Even angels have to clip wings

Having begun my career in multinational companies, I joined my first start-up in 1997 and it was not a happy debut. I came to realise after this experience that having access to someone with knowledge, experience – and ideally money – was crucial in building a company. Fortunately, my second start-up was successful, not least because my chairman had all the attributes necessary and was able to guide me as we developed TSL (Tissue Science Laboratories) into an international business on the London Stock Exchange.

Having sold the company, I was keen to use my experience to help other entrepreneurs navigate the minefield of getting a product to market. I’ve had the privilege of working with a wide range of people and businesses in the last 13 years and seen some amazing technologies.

As a mentor – or business angel – your job is providing down-to-earth guidance and support, not theoretical jargon, as well as helping source funding.

A lesson I learned early on is that funders fund people not products. Technology is great but is there a competent team involved? What experience do they have and what else do they need? There are sometimes some very difficult conversations to be had.

Typically, inventors want to be involved in every aspect and at every stage of the journey, but unfortunately that does not work and they need to bring in people with the relevant expertise. This always causes stress when they have to let go of the reins. However by far the most difficult conversation to have with an inventor is the one about an ugly baby – not all inventions are as beautiful as they are in the mind of their creator. I’ve had to break the news to people that the idea they’ve worked on for years and invested with their blood, sweat and tears isn’t going anywhere.

Engaging the MedTech sector with NIHR

The NIHR is a complex beast, especially when viewed from the outside. It’s a large and intricate organisation that can seem very daunting to a small company, but it has a remit to contribute to economic growth by supporting industry. As a funding programme director, I’ve been able to connect SMEs to other parts of the organisation, but we know there is work to do to make us much more visible, more accessible and easier with which to engage. We need to refine our offer to the MedTech industry so it is clear and concise.
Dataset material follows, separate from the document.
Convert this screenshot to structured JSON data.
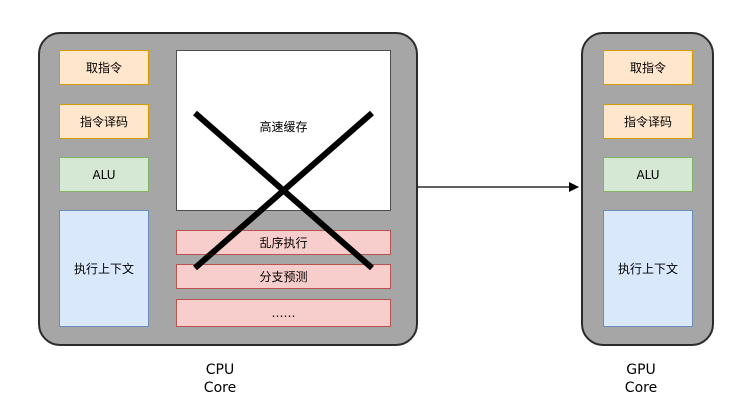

I want us to look beyond the traditional life sciences industry too, with sectors such as AI, genomics, data management and healthcare services becoming increasingly important in delivering care.

As MedTech Industry Engagement Adviser, I look forward to playing my part in this process. The NIHR has so much to offer to SMEs, not just crucial funding to bring technologies to market, but access to expertise and infrastructure in clinical evaluation, in study design, in patient engagement and much more.

This is a new role and I want to use it to assist innovative companies to navigate the array of services the NIHR can deliver, both in funding innovative research but also in wealth creation and productive collaborations with the NHS and universities. When SMEs need help I want our agency to channel the mentoring spirit of an angel investor and become their first port of call.

While we have that enviable national track record in invention and innovation, we are not as good at translating great leaps of creativity into safe and happy landings. Yet I believe a closer working relationship between the NIHR and MedTech sector can address this.

Being in an early stage company can be a scary experience – the highs are very high, but the lows are very low. Getting it right benefits the NHS, the economy and every single one of us.

Please feel free to contact me on LinkedIn or by email so that we can work at this together.

Martin Hunt, NIHR MedTech Industry Engagement Adviser.

Further information


The views and opinions expressed in this blog are those of the authors and do not necessarily reflect those of the NIHR or the Department of Health and Social Care.